Registration

Online Registration

Registration for upcoming semesters takes place via WebAdvisor.

For complete instructions for online registration via WebAdvisor, click here

Please note that all tuition and fees owed from prior semesters MUST be paid prior to registering for a subsequent semester.

Registration Dates

Fall Semester

Registration for all courses begins July 1st.

Spring Semester

Registration for all courses begins November 1st.

Summer Semester

Registration for AHG-prefix courses begins January 1st. Registration for EDxx-prefix courses begins April 1st.

Qualifying Examination

AHG 693 - Qualifying Examination

Research Methods Seminar

Students who plan to write a thesis or capstone project should attend the Research Methods seminar around the time they will reach 20 semester credit hours. Research Methods involves a one-time group meeting of about two hours in which the program faculty will introduce students to the research and proposal writing process. After the group meeting, students continue work on their preliminary research and begin writing their proposal working one-on-one with the research methods advisor.

Please note that the 20 hour mark is a guideline but not an absolute rule. Some students may be ready to begin the thesis or capstone project process prior to 20 hours. Consult your academic advisor for assistance determining when it is appropriate for your to begin.

Register for an upcoming Research Methods seminar

Thesis and Capstone Project

Students who are nearing completion of their thesis or capstone project should register and pay for the corresponding 4 semester credit hour course. Students need not register for the thesis or capstone project course until their final semester. Payment in full is due at the time of registration at the prevailing on-campus tuition rate. Students who plan to pay for their thesis or capstone project course tuition using federal or private student loans should submit their loan application to the Ashland University Office of Financial Aid well in advance of the end of the semester in which they enroll in AHG 691 or AHG 692.

AHG 691 - Thesis

AHG 692 - Capstone Project

Effective Writing for MAHG & MASTAHG

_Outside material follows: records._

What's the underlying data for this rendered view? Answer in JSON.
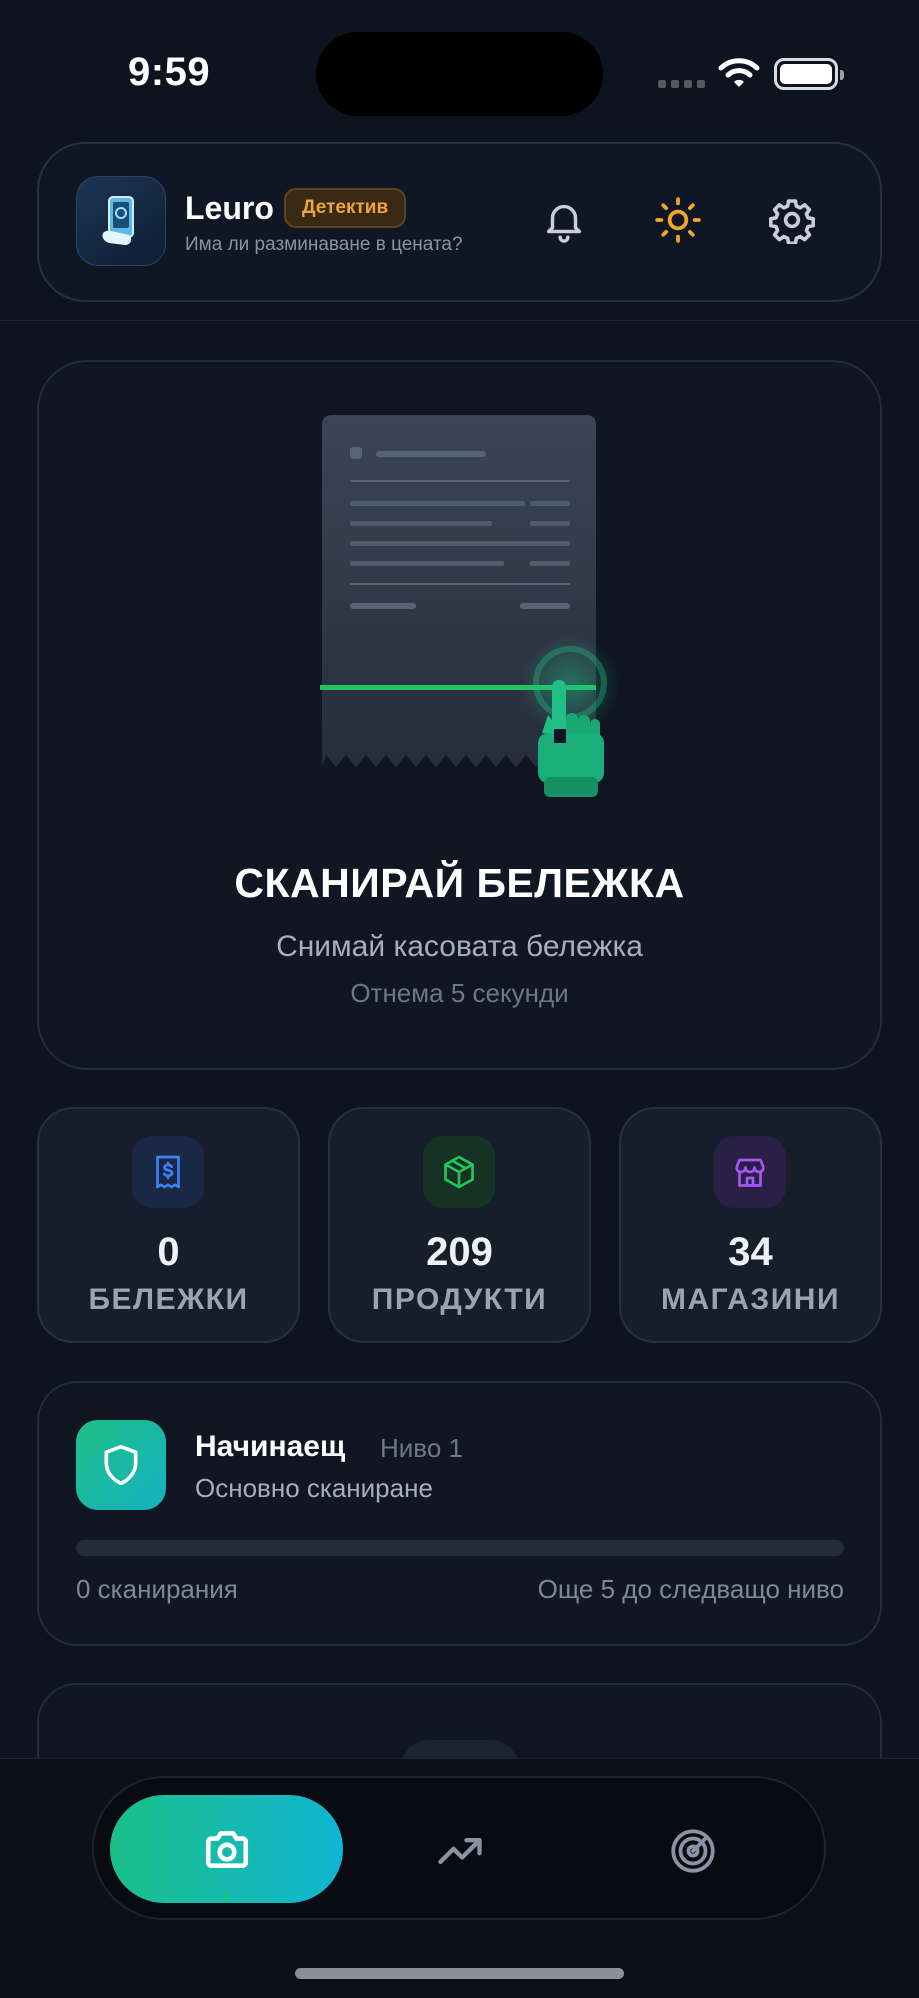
{
  "status_bar": {
    "time": "9:59"
  },
  "header": {
    "app_name": "Leuro",
    "badge": "Детектив",
    "tagline": "Има ли разминаване в цената?",
    "icons": [
      "bell-icon",
      "sun-icon",
      "gear-icon"
    ],
    "accent_sun": "#f5a524"
  },
  "scan": {
    "title": "СКАНИРАЙ БЕЛЕЖКА",
    "subtitle": "Снимай касовата бележка",
    "note": "Отнема 5 секунди"
  },
  "stats": [
    {
      "value": "0",
      "label": "БЕЛЕЖКИ",
      "icon": "receipt-icon",
      "color": "#3b82f6"
    },
    {
      "value": "209",
      "label": "ПРОДУКТИ",
      "icon": "box-icon",
      "color": "#22c55e"
    },
    {
      "value": "34",
      "label": "МАГАЗИНИ",
      "icon": "store-icon",
      "color": "#a855f7"
    }
  ],
  "level": {
    "name": "Начинаещ",
    "number_label": "Ниво 1",
    "description": "Основно сканиране",
    "scans_label": "0 сканирания",
    "next_label": "Още 5 до следващо ниво",
    "progress": 0
  },
  "nav": {
    "items": [
      "camera-icon",
      "trending-up-icon",
      "radar-icon"
    ],
    "active": 0,
    "gradient": [
      "#1cbf88",
      "#10b6d2"
    ]
  }
}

Students in this course will work to improve basic writing skills, with the specific intent of becoming more effective writers in general, and during their time in the MAHG or MASTAHG programs. The purpose of the course is for the student to develop an extended essay meeting at least the minimal requirements specified in the MAHG and MASTAHG grading rubric for content knowledge, analysis of, and interpretation. The focus will be on improving the organization, structure, and logic of written work; improving clarity and readability; and identifying and correcting errors in grammar and usage. The course is offered concurrently with other courses and may be taken more than once upon the recommendation of the chair. The student will arrange mutually convenient meeting times with the instructor. These meetings may be conducted in-person, by phone, or via web conference. Students will be contacted by the program office with additional information after the submission of this registration.

AHG 6XX - Effective Writing for MAHG & MASTAHG

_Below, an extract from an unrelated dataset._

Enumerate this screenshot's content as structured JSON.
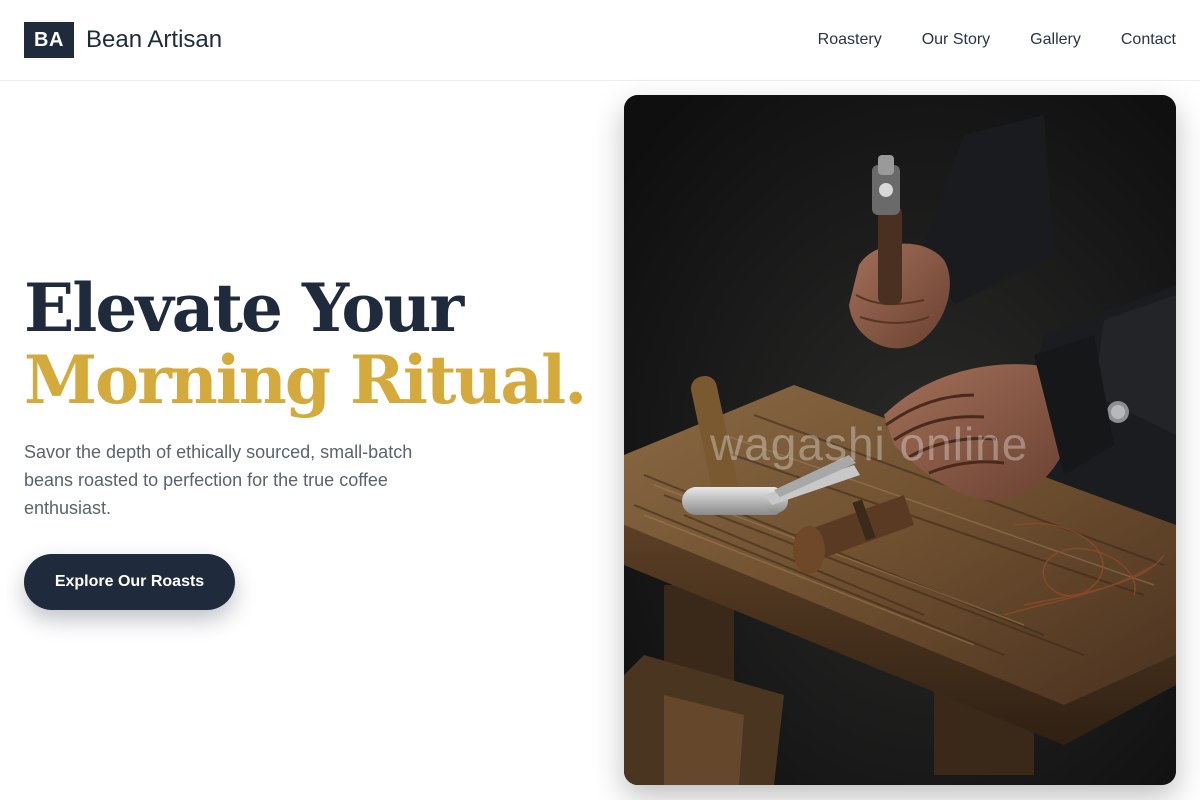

Faculty Spotlight

Marc Landy
Faculty

Marc Landy is the Edward and Louise Peterson Professor of American History and Government at Ashland University and Professor of Political Science at Boston College. With Sidney Milkis, he is the author of Presidential Greatness (2000) and a textbook, American Government: Enduring Principles, Critical Choices, now in its third edition (2014). He is an author of The Environmental Protection Agency From Nixon to Clinton: Asking the Wrong Questions (1994), with Stephen Thomas. He is an editor of Creating Competitive Markets: The Politics and Economics of Regulatory Reform (2007); Seeking the Center: Politics and Policymaking at the New Century (2001); and The New Politics of Public Policy (1995). His recent articles include: "Terror and the Executive," National Affairs, Spring 2010; EPA and Nanotechnology: The Need for a Grand Bargain?, in Christopher J. Bosso, ed., Governing Uncertainty: Environmental Regulation in the Age of Nanotechnology (Washington DC: RFF Press, 2010); (Sidney Milkis, co-author), The Presidency in the Eye of the Storm, The Presidency and the Political System, Ninth Edition (2010); "Mega-Disasters and Federalism," Public Administration Review, Vol. 68, Issue 6, October 2008; and "Great Presidents are Agents of Democratic Change," in Richard Ellis and Michael Nelson, eds., Debating the Presidency, CQ Press, 2006.